Race relations in the United States have grabbed the headlines in the last few months, culminating in the shooting of five Dallas police officers in early July. In the weeks that followed I know many churches publicly addressed the issue of race relations. Some did so through special prayers, others did so through sermons. For many churches this was the first time they’d directly addressed the issue for years.
As this topic becomes more acceptable to discuss there are dangers preachers face as they dive into sensitive waters. To help navigate this challenge over the next couple of weeks I will share two lists, of Do’s and Do Not’s about preaching on issues of race. I hope you’ll add to the conversation in the comments section and expand our knowledge through your experiences.
We begin with the positive suggestions:
- Do speak on issues of race and culture: We all face a temptation to skirt difficult and divisive issues. It’s easy to rationalise sweeping stuff under the rug by asking, “Is it really beneficial for the church if it results in conflict and division?” But the answer is “Yes!” if approached humbly and carefully. Many of us encourage our churches to move towards relevance when discussing music choices, but true relevance means addressing topics that dwell close to people’s hearts.
- Ground your sermon in Scripture: The church never speaks for itself. When the church addresses social issues it must speak for God. The preacher’s role is to persuade people that the path of peacemaking and reconciliation is God’s path for His people. We can easily find civil rights activists willing to speak out against the evils of racism. Only God’s people have the authority to speak for God. When preachers attempt to motivate behavioural changes without establishing God’s will, we’ve become manipulative rather than prophetic. Stories and statistics will play an important role in whole conversation, but in the church, it should always be a supporting role.
- Have a clear goal in your preaching: Is your goal simply to say racism is bad, or to prompt the church to take substantive steps toward reconciliation? Who do you want the church to reconcile with? Is the first need in this conversation to convince people that racism still exists in our community or church? Sometimes we will address this topic from a more educational perspective than a motivational one. Our preaching needs more purpose than simply reminding the church to love our neighbours.
- Be specific and define your terms: I’ve written previously about the need to define terms. Don’t assume that everyone uses technical words the same way that you do. The bigger issue at this point involves defining racism, prejudice and discrimination. Very few people will admit that they’re racist. Regardless of a person’s real views we all understand the negative implications of being known as a racist. Instead, focus on giving examples of specific behaviours or statements that your congregation may recognise.
- Research the topic. Because race relations continues to raise emotions, we need to found the sermon application on verifiable research rather than impressions and personal experience. A few years ago I read a nationally-known church member describe working in the fields alongside African-Americans and observing, “They were godly; they were happy; no one was singing the blues.” No preacher will get far doing nothing but comparing anecdotes.
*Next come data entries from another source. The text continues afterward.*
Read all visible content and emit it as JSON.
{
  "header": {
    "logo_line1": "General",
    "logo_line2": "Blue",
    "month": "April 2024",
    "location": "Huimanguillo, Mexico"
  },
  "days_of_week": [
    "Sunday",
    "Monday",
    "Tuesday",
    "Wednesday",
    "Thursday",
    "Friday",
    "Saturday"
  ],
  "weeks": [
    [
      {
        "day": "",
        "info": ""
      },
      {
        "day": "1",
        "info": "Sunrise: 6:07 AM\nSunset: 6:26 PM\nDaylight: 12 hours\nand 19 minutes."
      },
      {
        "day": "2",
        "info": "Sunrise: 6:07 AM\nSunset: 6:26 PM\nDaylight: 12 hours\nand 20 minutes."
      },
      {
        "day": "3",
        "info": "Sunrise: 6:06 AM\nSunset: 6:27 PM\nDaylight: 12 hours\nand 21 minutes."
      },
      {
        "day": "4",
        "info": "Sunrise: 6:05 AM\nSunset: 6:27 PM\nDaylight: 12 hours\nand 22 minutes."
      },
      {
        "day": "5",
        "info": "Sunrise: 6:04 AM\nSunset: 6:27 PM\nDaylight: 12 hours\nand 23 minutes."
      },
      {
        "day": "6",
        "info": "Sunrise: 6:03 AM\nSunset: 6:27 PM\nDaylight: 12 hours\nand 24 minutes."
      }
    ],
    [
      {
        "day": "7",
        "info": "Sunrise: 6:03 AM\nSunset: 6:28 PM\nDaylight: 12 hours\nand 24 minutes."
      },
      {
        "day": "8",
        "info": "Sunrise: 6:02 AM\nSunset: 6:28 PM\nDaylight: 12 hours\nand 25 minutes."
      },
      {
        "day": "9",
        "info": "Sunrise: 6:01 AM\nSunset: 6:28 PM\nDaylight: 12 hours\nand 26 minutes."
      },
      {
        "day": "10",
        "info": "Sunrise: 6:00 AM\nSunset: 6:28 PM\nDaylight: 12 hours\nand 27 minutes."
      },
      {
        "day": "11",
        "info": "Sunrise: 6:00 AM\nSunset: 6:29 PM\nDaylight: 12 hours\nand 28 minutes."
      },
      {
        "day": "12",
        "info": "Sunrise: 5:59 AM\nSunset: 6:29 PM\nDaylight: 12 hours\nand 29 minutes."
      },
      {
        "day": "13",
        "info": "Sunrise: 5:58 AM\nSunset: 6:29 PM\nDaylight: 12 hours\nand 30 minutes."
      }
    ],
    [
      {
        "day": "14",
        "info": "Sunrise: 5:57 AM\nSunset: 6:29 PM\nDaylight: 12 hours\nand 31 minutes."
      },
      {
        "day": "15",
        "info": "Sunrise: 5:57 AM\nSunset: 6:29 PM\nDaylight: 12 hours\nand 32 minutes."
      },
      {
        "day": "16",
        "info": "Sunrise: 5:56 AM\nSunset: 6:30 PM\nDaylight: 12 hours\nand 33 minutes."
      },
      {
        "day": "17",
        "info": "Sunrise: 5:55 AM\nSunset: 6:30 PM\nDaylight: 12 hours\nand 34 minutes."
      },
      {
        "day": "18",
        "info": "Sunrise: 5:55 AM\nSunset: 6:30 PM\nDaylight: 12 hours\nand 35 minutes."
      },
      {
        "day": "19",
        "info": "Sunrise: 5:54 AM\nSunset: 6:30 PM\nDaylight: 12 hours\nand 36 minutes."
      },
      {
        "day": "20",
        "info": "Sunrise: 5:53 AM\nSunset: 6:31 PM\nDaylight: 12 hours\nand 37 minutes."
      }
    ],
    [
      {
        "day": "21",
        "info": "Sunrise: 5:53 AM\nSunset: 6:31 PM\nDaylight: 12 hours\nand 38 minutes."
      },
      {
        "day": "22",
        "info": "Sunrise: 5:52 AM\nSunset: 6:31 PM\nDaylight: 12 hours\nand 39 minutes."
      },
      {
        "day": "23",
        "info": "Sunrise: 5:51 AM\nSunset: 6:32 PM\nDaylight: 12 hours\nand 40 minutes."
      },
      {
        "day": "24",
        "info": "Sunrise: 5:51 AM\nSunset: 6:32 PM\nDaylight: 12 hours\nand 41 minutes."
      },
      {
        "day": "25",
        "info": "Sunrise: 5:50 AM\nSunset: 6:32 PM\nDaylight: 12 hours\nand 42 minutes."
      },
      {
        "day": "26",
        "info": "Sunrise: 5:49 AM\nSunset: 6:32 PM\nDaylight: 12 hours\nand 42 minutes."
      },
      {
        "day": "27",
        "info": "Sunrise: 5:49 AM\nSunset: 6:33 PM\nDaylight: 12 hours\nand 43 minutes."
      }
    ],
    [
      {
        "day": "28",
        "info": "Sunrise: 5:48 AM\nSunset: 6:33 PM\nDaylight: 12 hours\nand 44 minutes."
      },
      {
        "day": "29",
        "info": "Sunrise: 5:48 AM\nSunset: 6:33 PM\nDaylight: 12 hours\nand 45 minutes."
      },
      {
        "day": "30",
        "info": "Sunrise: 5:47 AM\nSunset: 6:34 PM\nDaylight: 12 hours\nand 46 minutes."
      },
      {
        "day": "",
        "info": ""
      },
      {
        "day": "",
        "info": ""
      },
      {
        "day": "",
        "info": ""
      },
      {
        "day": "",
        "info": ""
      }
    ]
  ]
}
However, pointing out rates of poverty, lending practices, and education levels at that same period will paint a picture that’s much more credible. If you haven’t done much reading on the topic, you really shouldn’t say much on the topic!
- Provide “next steps” for hearers to take afterwards: The goal of a sermon on race should always exceed merely producing guilt. If the goal is education, suggest books, articles or movies for people to look up on their own time. If the goal is action, point people to organizations or events in which they can participate. When promoting reconciliation encourage people to share a meal or coffee with someone from a different ethnic or cultural background and listen to their stories. Even if the goal is introspection or self-awareness provide resources such as this inventory for people to evaluate themselves. And if we need to convince people of the ungodliness of racism then provide a handout of Scriptures and questions for personal study. These are simple suggestions.Whatever you do, don’t give the impression that a hearty handshake and “Well, done preacher.” sufficiently resolves the issues.
- Prepare church leadership to receive and respond to likely criticisms. No matter your oratory skills, one sermon will never complete a congregation’s transformation of racial attitudes. Preachers must prepare themselves to work long-term. Ambushing elders and other ministers without warning of the sermon topic may well make the sermon your last! Even if you survive, the church will make a much greater impact when the leadership shares the vision for racial reconciliation and possesses the training and knowledge to engage members’ questions and concerns.
- Pray. If it’s dangerous to address this topic without the support of congregational leaders, how much greater is the risk of excluding God from the sermon? Pray that the congregation will hear with open minds. Pray that supportive voices will drown out any opposition. Pray that real change may occur. Pray that our mission will be God’s mission. And pray for peace, courage and reconciliation that leads to lasting change.
The companion post to this article is 7 Pitfalls when Preaching on Race.